* _Task requirements_: Show each line from the listing that includes the word "Room".

Data extracts below:

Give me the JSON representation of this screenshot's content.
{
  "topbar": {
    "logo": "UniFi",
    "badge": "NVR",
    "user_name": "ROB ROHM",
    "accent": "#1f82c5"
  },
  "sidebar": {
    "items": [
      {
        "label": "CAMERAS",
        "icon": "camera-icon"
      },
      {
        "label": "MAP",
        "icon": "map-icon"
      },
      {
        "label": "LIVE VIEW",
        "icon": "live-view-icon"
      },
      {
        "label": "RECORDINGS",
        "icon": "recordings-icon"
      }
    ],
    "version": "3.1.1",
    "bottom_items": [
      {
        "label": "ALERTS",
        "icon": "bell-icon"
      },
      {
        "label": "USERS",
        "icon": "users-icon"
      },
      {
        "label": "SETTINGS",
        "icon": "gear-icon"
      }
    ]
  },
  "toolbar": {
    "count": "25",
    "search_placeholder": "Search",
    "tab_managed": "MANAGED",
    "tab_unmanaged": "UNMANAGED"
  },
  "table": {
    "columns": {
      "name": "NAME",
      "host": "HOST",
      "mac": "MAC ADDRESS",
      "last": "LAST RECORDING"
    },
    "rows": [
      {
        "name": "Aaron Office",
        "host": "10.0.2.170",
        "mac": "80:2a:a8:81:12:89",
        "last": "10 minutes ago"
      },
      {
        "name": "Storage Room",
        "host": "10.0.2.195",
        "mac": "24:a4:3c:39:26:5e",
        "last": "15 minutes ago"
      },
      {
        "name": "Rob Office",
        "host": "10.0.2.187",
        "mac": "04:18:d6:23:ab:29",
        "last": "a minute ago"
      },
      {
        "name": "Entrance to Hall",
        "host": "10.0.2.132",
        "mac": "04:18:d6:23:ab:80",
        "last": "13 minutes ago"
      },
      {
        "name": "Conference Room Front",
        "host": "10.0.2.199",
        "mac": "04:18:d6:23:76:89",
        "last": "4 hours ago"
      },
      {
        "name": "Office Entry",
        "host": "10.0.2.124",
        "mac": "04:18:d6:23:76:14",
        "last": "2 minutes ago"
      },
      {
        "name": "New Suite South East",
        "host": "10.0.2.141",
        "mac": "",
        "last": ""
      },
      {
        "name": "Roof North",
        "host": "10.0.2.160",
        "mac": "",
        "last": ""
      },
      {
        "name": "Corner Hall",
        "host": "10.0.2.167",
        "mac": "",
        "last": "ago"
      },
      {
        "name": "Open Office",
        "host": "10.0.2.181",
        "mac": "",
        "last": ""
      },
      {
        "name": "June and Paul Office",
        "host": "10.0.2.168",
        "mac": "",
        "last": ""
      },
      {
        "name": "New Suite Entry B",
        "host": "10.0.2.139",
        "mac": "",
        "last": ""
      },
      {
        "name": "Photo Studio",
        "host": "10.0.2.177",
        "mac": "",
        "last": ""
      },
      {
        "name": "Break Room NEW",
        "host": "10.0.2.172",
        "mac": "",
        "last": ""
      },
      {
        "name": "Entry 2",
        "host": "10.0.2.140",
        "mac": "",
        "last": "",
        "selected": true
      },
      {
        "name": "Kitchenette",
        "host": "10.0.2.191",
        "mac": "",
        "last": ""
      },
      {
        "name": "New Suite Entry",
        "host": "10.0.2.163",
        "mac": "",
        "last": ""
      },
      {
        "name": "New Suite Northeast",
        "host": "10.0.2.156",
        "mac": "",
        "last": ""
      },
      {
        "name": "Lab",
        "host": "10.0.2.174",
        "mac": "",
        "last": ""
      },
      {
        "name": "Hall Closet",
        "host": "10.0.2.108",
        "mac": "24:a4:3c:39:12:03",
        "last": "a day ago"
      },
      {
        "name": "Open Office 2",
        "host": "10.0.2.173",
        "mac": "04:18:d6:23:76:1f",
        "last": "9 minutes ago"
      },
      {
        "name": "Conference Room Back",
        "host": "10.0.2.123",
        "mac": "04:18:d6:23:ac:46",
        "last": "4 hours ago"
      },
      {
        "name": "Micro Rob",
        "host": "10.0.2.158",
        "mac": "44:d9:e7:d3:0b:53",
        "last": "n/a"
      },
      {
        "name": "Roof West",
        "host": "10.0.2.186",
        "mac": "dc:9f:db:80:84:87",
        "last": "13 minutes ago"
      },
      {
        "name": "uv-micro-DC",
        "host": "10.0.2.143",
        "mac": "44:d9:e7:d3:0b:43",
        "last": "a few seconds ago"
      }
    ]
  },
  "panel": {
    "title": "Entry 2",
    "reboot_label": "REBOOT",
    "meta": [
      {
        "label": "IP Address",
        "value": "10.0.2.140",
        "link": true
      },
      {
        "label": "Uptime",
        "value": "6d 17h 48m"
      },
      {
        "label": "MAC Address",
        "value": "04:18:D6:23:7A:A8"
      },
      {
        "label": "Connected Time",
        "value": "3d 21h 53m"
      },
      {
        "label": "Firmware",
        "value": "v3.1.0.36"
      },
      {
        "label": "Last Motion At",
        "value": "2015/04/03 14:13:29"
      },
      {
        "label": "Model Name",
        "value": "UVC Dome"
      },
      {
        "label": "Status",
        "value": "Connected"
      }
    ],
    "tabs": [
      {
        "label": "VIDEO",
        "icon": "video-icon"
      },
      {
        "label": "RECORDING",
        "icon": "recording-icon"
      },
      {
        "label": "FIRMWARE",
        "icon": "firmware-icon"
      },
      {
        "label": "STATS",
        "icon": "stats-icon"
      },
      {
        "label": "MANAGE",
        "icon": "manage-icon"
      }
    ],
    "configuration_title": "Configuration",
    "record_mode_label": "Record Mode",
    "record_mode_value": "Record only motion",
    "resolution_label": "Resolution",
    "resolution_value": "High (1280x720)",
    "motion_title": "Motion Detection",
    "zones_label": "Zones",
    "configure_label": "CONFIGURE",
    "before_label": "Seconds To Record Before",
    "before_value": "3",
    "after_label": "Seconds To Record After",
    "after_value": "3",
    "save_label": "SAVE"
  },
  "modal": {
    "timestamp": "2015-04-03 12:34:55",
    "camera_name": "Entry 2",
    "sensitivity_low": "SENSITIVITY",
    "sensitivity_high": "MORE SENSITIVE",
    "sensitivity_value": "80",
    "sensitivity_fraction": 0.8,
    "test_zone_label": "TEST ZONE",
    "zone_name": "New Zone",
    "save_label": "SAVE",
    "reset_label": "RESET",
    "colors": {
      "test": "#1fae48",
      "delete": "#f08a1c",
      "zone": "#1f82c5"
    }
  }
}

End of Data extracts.

* _Result of the task_:
        "name": "Storage Room",
        "name": "Conference Room Front",
        "name": "Break Room NEW",
        "name": "Conference Room Back",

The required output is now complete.